The impact of vegetarian diets on type 2 diabetes can be illustrated by the findings from the study with 8,401 members of the Seventh-day Adventist Church. Individuals who ate meat at least once per week had a 29 percent increased risk of type 2 diabetes compared to vegetarians. Among those who consumed processed meats, the risk was 38 percent higher. Individuals consuming a vegetarian diet for at least 17 years had a 74 percent lower risk for diabetes compared to those eating meat at least once per week.
In addition to reduced risk of developing type 2 diabetes, individuals who have already been diagnosed with type 2 diabetes should expect to have a better blood glucose control and/or even reverse the disease all together. The study conducted by Dr. Barnard and his team with 99 type 2 diabetes patients supports the above conclusion. These individuals were divided into two groups. The first group included 49 individuals who were between 33 and 82 years who were given a vegan diet. The second group of 50 people between 27 and 80 years were recommended carbohydrate counting as dietary management of blood sugar. Prior to the beginning of the study, hemoglobin A1c, a measure of long-term blood sugar control, was similar in both groups (8.0 percent for the vegan group and 7.9 percent for the other group). Twenty-two weeks later, it was reduced to 7.1 percent (11 percent lower) in the vegan group and 7.4 percent (6 percent lower) in the alternative group. In addition, from the 49 individuals in the vegan group, 21 (43 percent) reduced the dose of diabetes medications while only 26 percent of patients in the other group were able to accomplish that.
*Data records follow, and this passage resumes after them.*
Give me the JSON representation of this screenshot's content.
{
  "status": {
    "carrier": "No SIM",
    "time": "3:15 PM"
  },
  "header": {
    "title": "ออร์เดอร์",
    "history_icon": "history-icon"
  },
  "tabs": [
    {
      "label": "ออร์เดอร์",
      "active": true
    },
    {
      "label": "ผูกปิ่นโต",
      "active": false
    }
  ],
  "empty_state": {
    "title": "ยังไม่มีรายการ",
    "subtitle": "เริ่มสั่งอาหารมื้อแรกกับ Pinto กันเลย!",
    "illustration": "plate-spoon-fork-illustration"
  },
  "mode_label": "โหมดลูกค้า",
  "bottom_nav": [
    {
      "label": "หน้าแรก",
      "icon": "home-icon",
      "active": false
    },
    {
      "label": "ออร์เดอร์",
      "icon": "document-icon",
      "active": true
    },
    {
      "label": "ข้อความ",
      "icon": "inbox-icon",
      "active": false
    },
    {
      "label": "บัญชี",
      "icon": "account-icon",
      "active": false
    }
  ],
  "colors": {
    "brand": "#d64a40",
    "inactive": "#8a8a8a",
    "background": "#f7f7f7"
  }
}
There are actually a number of youtube videos in which individuals who were diagnosed with type 2 diabetes at one time and who after adopting a vegetarian, mainly a vegan diet, no longer had type 2 diabetes, are featured. Although this evidence is anecdotal, there are many hundreds if not thousands of such individuals, showing the type 2 diabetes is completely reversible when appropriate dietary changes are made. For more information on diabetes, please review my manuscript “Vegetarian diets in prevention and management of diabetes and its complications” in the Publications/Journal link on this website.